[[ Information provided, beginning ]]
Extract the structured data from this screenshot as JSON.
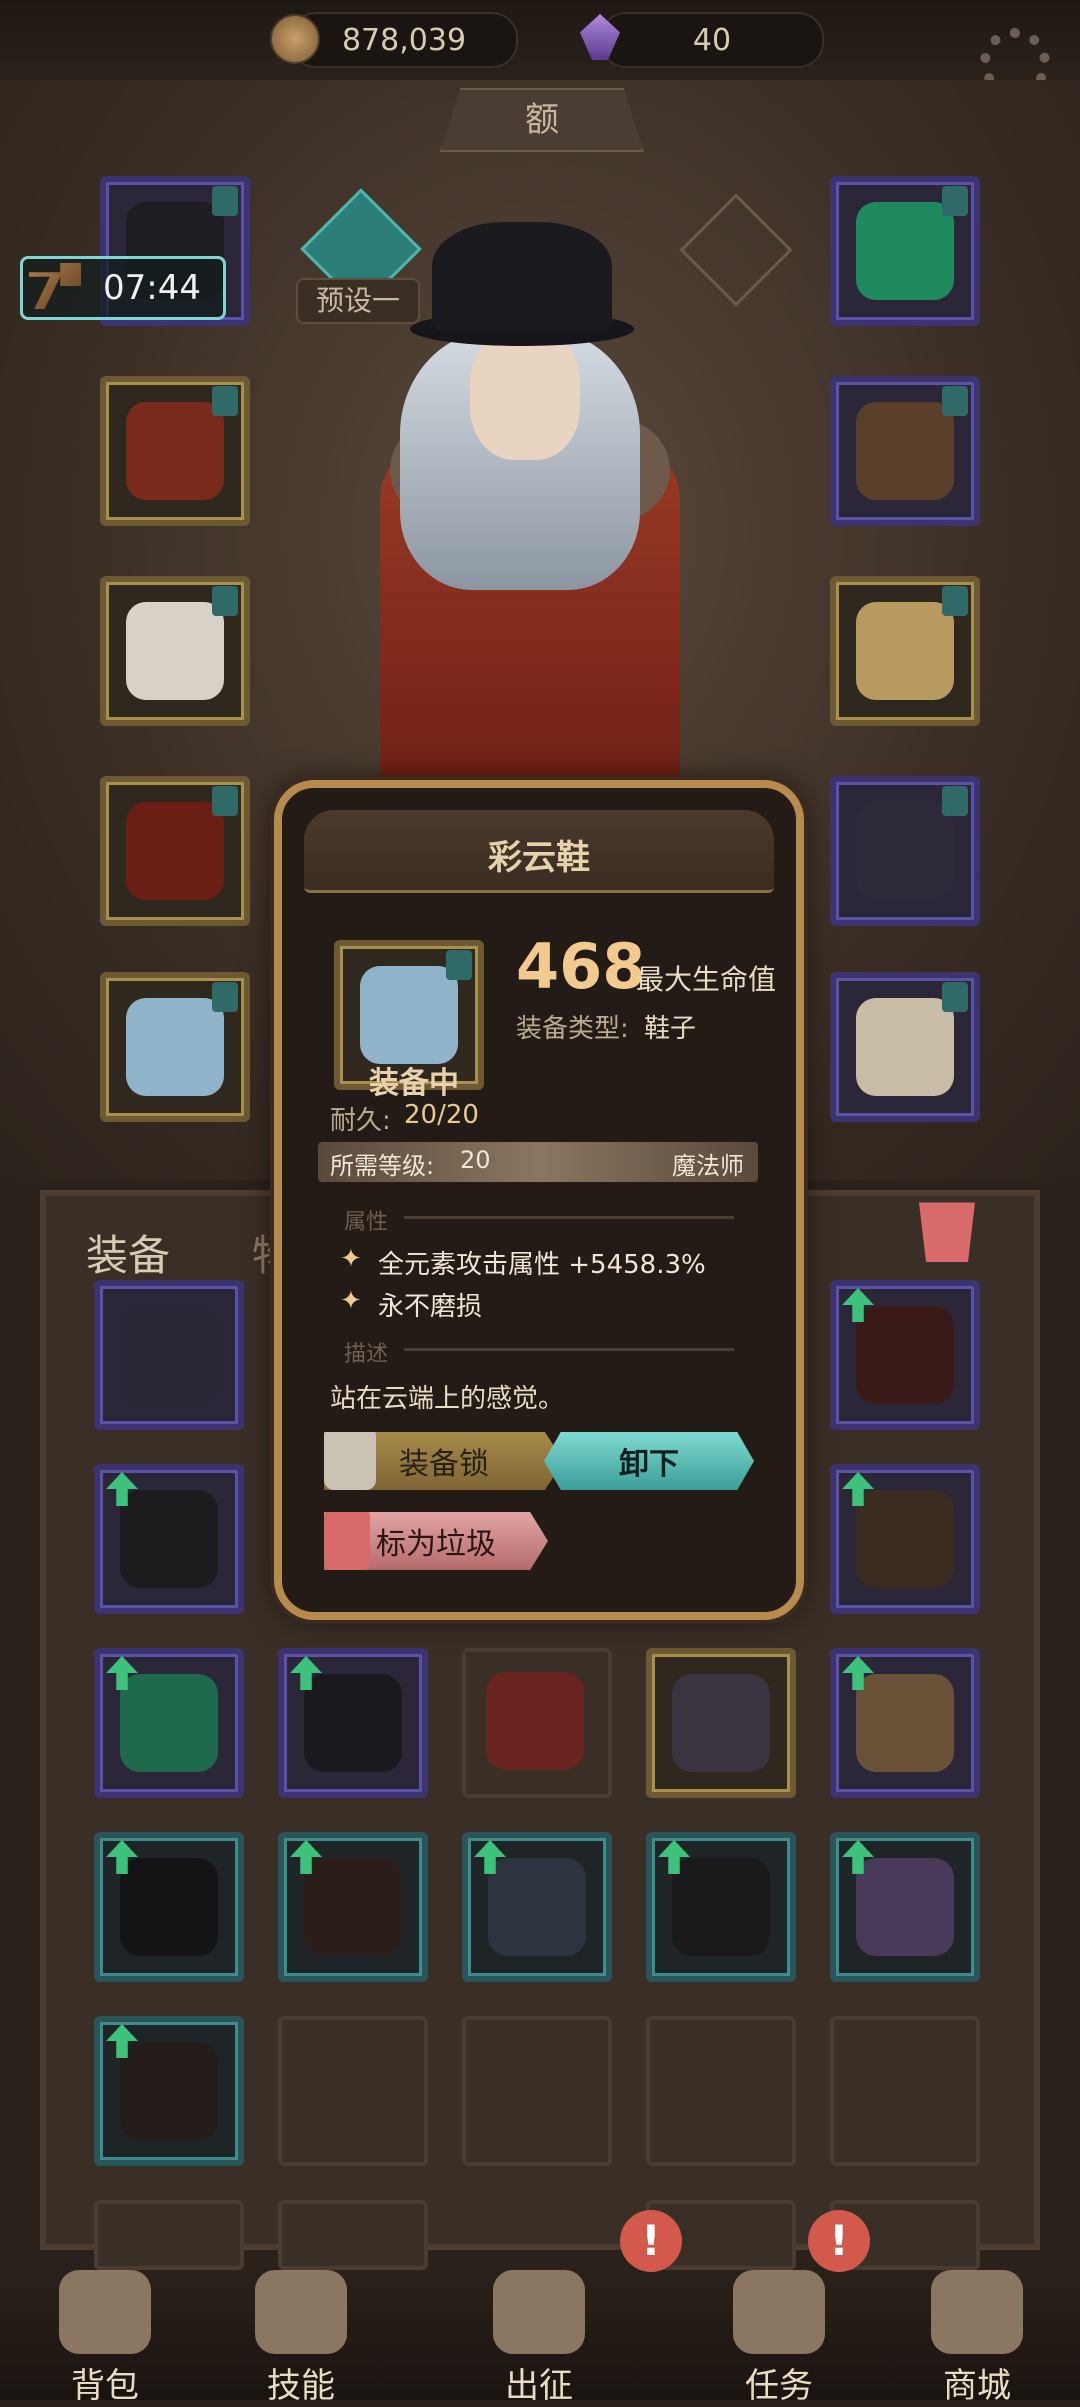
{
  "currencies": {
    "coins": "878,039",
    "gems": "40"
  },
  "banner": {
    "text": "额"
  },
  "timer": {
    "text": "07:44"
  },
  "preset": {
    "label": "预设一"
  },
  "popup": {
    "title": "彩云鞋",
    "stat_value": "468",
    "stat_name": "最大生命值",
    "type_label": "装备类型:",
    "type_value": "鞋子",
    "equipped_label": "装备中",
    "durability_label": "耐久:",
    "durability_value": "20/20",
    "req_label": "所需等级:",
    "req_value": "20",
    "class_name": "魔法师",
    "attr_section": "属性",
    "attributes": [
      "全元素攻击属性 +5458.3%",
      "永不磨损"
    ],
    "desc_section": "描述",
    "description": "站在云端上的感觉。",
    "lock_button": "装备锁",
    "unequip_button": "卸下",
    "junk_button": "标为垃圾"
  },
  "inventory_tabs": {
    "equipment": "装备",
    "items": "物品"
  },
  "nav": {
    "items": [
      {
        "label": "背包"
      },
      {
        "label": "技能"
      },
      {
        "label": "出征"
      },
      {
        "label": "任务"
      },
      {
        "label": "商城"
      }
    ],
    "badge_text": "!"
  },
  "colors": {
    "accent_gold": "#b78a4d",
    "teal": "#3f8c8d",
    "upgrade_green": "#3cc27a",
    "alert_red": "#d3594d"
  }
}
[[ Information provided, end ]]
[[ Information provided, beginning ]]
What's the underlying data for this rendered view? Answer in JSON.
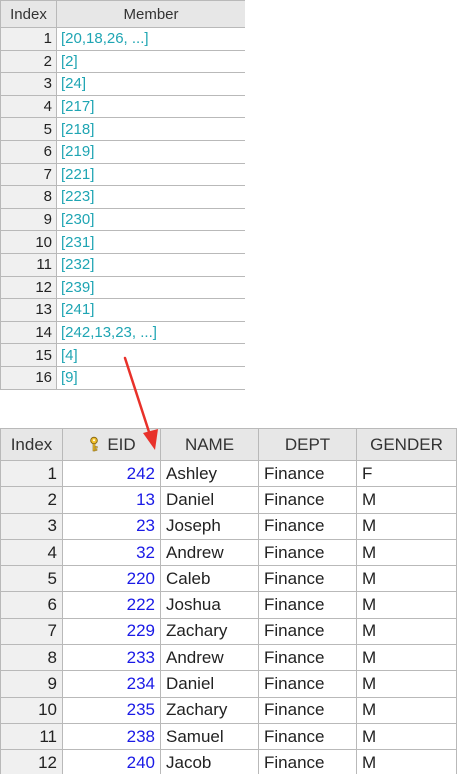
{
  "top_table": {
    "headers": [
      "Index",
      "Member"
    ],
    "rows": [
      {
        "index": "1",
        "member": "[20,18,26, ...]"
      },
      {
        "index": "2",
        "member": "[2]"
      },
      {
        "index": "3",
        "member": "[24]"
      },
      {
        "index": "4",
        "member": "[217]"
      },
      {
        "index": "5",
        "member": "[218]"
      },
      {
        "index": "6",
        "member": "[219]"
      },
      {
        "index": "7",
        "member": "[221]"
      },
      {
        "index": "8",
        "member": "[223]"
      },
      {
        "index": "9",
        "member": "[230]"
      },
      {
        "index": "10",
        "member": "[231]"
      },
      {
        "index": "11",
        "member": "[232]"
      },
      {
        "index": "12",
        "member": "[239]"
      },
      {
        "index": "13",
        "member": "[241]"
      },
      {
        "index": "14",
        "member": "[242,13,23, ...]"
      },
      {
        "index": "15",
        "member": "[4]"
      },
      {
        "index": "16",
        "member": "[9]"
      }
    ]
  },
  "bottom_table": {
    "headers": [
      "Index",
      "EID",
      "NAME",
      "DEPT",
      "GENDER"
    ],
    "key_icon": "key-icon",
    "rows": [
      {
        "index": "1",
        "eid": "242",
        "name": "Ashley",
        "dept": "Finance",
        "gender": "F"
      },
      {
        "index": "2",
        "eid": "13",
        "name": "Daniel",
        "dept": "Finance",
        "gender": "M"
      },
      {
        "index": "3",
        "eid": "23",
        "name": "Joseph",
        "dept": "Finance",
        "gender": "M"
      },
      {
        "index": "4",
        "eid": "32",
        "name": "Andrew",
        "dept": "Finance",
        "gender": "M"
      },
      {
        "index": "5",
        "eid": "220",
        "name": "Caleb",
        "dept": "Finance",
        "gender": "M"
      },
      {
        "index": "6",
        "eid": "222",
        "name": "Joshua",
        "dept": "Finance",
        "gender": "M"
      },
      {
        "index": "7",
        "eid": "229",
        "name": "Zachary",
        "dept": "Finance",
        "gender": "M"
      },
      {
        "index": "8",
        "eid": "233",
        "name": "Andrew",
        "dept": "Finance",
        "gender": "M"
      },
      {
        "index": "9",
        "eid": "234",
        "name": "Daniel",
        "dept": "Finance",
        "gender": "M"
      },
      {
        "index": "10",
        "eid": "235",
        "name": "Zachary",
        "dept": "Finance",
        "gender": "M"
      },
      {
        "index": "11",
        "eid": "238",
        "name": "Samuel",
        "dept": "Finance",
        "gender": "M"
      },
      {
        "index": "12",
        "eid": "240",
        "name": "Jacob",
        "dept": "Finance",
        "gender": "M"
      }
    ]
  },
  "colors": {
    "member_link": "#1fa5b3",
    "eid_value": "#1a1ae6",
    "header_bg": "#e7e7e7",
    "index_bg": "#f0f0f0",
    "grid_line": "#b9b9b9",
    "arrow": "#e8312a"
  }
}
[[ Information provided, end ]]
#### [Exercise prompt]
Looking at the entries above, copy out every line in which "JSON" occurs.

#### [Response to the exercise]
Extract the structured data from this screenshot as JSON.
What's the underlying data for this rendered view? Answer in JSON.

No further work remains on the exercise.